ACTIVITY:
When a line in the data below includes "cont", pick it out and copy it.

DATASET EXCERPTS:

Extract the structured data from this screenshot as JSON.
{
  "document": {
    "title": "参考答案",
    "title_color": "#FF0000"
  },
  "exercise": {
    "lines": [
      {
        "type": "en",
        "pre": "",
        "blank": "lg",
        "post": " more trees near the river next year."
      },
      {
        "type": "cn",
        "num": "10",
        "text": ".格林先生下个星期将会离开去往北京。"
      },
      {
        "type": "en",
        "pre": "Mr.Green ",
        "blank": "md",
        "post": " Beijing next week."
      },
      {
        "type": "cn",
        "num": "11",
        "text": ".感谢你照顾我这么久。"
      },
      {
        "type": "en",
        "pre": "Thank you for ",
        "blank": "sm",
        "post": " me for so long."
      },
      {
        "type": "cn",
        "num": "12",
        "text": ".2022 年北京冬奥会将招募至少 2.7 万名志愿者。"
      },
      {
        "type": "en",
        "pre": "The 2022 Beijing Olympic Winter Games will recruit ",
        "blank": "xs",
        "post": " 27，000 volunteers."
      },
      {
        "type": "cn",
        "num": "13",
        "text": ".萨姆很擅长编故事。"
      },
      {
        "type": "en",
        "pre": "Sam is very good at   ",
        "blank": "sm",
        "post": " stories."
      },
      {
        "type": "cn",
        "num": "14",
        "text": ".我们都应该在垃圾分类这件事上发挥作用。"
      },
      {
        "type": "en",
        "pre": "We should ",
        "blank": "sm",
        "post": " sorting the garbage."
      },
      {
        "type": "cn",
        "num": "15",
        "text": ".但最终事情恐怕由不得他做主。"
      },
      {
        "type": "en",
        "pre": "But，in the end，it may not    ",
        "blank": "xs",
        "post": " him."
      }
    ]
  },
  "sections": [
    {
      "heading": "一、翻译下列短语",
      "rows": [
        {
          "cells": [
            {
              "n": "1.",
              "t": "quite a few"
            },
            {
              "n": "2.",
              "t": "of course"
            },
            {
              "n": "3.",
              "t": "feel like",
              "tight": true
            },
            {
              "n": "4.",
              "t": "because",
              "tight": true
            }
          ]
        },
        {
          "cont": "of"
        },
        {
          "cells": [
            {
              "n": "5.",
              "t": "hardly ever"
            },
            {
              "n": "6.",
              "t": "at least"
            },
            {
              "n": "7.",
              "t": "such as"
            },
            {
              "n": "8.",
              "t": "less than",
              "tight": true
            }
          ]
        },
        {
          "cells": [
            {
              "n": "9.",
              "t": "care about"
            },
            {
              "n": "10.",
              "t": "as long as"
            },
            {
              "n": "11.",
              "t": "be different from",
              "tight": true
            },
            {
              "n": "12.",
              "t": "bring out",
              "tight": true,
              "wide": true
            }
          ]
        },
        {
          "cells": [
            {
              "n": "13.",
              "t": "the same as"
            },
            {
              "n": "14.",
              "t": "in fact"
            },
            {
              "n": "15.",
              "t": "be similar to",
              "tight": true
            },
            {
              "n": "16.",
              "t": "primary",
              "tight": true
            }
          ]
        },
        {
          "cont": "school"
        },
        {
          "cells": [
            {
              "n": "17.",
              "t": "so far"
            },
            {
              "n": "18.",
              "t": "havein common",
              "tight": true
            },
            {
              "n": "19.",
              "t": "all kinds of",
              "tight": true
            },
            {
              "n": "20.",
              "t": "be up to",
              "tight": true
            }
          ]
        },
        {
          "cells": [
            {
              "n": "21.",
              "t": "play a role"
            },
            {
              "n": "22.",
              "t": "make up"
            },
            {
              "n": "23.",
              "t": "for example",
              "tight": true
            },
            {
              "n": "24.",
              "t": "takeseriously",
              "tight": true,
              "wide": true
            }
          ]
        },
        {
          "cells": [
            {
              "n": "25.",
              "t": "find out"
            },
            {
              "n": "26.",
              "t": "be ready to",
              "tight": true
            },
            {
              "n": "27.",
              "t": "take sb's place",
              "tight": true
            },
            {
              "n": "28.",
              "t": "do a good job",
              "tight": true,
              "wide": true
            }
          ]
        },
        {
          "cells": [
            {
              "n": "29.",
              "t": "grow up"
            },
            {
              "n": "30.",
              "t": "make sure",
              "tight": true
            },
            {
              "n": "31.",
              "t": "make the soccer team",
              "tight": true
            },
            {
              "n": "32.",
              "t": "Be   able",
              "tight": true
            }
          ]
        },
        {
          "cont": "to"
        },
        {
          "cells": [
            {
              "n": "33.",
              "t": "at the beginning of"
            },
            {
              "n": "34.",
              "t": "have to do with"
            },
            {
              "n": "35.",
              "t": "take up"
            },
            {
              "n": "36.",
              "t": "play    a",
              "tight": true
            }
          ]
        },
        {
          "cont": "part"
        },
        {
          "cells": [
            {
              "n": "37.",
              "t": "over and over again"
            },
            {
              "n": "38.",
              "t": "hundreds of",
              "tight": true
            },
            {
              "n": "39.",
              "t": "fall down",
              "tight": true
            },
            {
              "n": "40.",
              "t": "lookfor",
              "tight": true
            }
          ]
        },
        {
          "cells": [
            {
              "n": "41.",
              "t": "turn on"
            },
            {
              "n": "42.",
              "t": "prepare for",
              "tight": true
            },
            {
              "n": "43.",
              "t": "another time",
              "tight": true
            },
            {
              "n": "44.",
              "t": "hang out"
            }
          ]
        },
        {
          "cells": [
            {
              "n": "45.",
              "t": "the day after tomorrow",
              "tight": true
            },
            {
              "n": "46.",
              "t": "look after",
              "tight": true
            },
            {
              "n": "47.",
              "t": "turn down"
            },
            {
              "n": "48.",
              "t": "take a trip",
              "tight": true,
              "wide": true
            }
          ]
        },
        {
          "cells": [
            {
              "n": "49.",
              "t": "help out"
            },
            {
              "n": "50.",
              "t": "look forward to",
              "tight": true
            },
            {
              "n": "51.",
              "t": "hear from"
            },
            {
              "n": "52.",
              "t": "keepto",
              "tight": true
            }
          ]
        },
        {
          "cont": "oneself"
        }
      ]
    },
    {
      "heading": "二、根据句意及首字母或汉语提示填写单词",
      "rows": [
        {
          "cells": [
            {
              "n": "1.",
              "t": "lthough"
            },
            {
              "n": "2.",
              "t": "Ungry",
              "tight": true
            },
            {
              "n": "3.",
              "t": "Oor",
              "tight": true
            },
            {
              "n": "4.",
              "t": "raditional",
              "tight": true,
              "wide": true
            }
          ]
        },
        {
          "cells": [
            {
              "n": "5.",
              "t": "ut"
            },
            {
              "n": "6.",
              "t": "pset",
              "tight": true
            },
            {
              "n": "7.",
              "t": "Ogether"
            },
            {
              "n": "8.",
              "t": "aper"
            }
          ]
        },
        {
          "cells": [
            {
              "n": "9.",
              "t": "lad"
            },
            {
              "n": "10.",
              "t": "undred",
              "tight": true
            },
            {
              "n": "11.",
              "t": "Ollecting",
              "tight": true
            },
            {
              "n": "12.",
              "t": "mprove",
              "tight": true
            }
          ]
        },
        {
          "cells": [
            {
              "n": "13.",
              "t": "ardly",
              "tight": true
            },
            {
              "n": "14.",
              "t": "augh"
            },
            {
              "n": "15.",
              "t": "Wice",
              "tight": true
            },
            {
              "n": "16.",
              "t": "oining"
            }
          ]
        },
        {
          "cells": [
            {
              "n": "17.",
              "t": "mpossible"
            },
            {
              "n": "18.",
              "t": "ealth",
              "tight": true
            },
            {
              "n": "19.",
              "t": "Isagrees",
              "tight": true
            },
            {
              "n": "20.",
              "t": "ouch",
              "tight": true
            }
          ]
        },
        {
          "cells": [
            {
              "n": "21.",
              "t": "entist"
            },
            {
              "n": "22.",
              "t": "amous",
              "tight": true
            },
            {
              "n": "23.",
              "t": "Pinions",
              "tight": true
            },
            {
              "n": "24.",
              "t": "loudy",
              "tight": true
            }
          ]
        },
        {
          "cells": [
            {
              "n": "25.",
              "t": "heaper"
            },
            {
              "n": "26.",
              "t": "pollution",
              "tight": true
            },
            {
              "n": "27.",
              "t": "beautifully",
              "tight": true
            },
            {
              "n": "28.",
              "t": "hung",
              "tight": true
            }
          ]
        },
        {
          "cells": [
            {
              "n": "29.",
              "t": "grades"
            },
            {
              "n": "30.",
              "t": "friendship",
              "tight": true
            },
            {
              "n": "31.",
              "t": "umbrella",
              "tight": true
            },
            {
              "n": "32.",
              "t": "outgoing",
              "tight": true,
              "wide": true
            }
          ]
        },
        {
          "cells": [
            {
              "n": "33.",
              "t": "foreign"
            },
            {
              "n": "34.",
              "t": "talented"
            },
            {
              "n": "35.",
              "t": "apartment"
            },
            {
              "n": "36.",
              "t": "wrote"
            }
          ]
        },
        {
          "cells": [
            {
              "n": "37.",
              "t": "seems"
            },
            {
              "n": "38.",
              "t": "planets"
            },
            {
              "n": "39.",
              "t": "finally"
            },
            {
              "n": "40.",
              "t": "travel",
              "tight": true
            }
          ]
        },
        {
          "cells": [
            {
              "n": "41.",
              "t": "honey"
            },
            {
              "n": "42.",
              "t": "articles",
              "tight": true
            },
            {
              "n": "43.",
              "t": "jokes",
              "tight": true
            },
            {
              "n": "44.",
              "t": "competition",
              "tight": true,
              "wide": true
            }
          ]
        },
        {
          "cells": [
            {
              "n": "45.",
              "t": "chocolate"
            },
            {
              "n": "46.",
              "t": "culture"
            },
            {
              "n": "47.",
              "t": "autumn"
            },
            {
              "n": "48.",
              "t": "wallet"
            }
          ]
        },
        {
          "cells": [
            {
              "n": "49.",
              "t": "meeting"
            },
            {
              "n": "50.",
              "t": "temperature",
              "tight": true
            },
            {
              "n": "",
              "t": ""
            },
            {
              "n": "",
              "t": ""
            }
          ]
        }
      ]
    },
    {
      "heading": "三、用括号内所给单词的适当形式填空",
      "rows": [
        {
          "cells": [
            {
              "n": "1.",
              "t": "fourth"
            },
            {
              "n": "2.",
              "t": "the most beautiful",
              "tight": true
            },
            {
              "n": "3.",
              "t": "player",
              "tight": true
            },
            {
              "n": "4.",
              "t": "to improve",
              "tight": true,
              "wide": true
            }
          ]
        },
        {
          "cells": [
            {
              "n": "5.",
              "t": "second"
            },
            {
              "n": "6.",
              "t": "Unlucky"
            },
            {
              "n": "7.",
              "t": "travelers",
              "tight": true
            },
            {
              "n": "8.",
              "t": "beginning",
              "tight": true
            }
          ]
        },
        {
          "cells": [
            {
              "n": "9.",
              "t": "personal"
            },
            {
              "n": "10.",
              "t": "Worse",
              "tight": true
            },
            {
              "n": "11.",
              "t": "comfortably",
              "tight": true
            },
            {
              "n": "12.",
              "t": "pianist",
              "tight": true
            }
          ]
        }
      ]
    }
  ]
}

ANSWER TO THE EXERCISE:
          "cont": "of"
          "cont": "school"
          "cont": "to"
          "cont": "part"
          "cont": "oneself"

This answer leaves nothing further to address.